- [Material provided]:
========================================================================
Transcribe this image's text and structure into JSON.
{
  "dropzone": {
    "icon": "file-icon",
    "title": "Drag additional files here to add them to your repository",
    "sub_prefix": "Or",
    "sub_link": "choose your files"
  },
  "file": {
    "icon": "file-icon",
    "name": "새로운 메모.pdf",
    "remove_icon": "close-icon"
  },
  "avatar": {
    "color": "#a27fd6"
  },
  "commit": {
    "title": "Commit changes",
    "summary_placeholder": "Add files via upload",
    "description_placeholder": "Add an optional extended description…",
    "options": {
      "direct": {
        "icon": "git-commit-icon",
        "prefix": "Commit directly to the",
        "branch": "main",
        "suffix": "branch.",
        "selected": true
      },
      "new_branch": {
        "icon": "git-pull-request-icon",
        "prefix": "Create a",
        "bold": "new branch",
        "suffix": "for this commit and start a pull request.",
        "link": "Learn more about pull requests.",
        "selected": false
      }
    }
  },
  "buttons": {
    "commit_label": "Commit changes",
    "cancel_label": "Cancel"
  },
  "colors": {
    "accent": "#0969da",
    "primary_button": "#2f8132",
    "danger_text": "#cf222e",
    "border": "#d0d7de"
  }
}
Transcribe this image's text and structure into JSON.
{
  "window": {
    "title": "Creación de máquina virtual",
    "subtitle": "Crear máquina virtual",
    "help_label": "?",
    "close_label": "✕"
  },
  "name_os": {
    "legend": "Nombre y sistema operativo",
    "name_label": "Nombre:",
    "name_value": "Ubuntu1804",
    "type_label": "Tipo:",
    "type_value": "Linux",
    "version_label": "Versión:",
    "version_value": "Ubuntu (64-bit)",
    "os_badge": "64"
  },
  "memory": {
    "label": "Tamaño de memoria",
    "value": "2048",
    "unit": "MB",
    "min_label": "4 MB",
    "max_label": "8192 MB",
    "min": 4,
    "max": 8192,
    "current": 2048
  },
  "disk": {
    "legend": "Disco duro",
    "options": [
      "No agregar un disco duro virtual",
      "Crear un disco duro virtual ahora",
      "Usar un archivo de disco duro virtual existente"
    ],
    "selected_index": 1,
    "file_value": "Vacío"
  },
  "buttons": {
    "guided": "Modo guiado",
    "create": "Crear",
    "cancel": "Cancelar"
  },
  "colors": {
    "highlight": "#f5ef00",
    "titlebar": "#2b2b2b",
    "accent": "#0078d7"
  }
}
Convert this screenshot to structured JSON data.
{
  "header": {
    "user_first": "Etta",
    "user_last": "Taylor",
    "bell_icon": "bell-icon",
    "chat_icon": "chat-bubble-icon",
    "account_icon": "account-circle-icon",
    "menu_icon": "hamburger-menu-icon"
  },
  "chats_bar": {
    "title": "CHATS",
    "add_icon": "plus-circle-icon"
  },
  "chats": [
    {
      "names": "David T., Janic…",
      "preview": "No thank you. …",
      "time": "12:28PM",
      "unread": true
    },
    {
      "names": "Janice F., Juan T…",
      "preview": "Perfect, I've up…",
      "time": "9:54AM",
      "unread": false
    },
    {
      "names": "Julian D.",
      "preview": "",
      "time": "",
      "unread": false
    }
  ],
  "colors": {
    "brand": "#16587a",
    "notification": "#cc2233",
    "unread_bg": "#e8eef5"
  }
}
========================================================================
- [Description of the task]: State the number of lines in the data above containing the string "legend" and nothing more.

- [Response to the task]: 2